> _Exercise instructions_
Only a number is wanted: how many lines in the listing contain the word "JSON"?

━━━━━━━━━━━━━━━━

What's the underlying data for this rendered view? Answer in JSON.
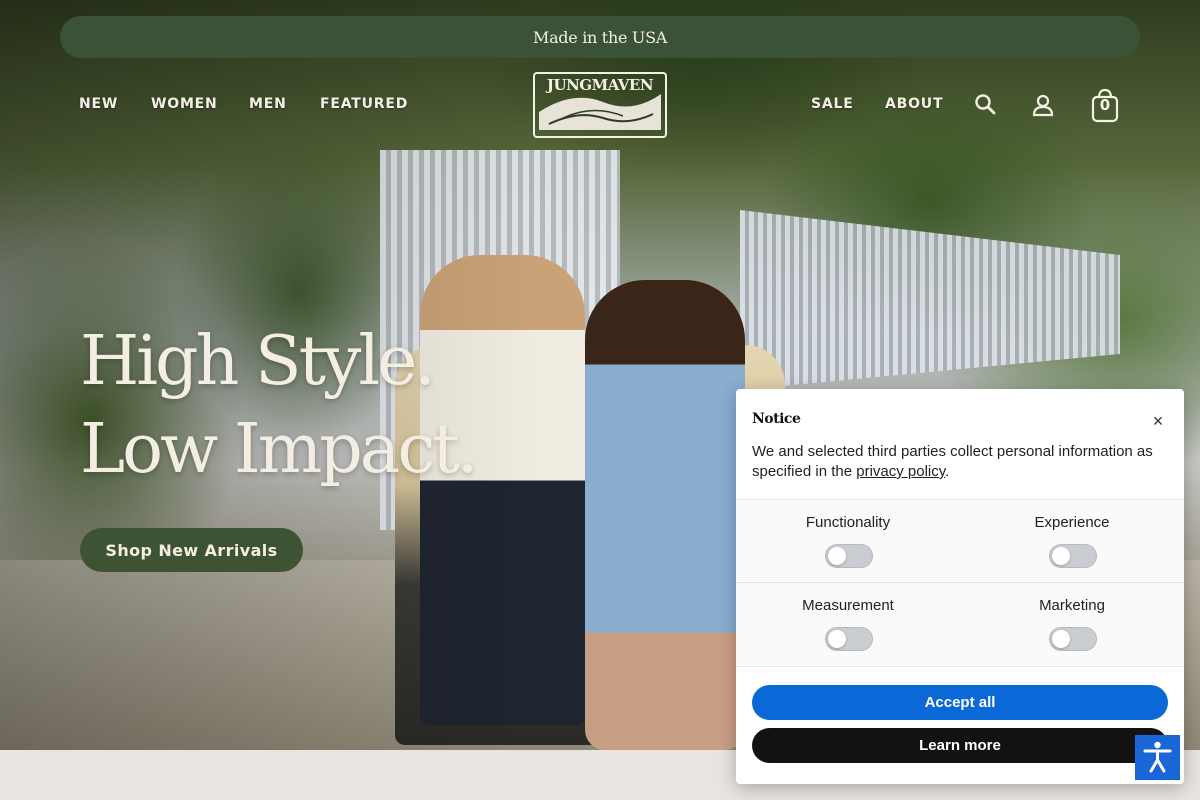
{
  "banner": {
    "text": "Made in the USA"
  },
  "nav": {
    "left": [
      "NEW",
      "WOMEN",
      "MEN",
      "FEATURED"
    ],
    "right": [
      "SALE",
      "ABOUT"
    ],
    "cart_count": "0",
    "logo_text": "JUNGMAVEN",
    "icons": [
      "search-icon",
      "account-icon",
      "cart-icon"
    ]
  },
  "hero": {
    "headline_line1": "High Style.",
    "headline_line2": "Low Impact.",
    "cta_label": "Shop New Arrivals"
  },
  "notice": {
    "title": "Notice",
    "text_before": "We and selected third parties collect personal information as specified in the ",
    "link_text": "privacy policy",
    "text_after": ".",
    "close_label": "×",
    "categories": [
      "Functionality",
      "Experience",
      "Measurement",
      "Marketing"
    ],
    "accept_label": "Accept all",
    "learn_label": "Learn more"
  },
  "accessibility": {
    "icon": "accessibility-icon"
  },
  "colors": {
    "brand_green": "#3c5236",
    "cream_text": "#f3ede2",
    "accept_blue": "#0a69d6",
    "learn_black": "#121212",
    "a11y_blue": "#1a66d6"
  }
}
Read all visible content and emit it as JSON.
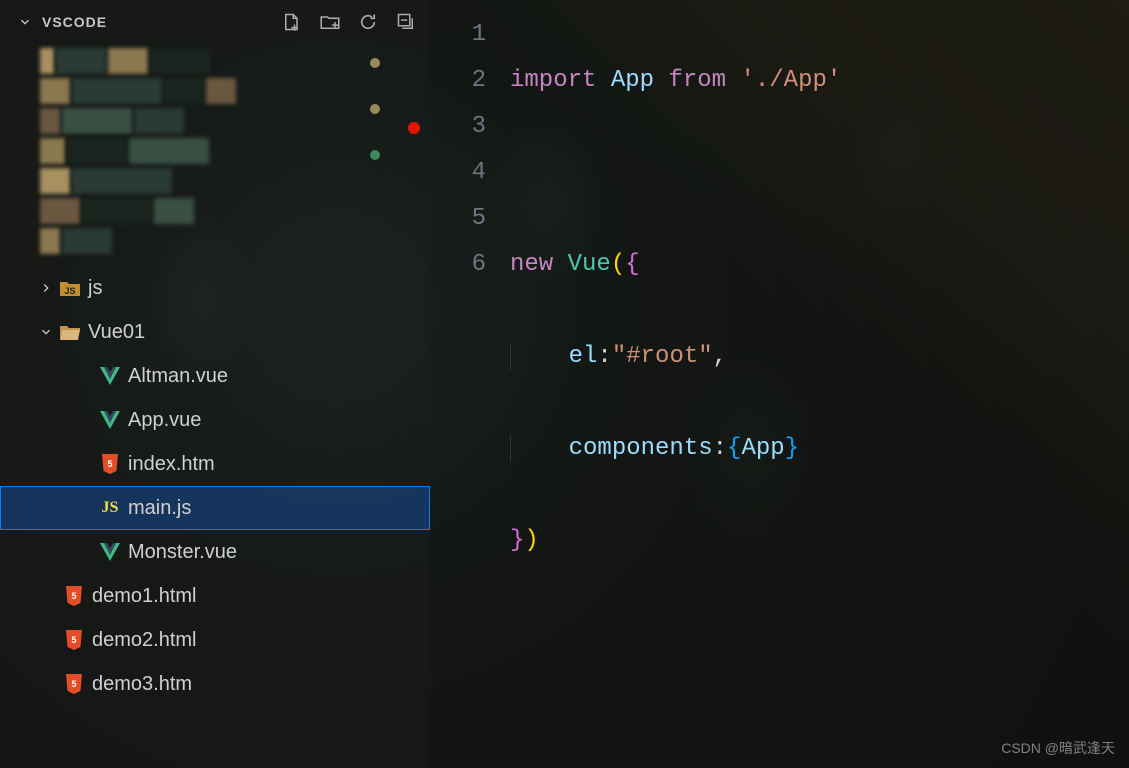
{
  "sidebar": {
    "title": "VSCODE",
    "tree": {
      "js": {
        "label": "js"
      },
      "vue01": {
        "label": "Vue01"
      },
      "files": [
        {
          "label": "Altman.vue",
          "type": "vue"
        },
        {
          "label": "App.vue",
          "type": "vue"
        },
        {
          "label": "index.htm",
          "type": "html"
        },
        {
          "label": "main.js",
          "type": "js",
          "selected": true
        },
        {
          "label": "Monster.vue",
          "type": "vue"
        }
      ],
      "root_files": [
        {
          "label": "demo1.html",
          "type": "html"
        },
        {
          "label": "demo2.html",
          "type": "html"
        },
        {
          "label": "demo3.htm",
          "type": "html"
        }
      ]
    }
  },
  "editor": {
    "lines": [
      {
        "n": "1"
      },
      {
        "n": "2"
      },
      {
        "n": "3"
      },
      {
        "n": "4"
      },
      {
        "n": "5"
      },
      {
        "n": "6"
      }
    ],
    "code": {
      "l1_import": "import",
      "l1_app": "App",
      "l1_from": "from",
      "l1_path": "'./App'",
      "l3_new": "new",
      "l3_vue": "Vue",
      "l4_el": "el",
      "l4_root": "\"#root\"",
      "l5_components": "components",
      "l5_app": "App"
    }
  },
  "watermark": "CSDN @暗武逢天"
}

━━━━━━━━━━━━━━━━

> _Completed exercise_
2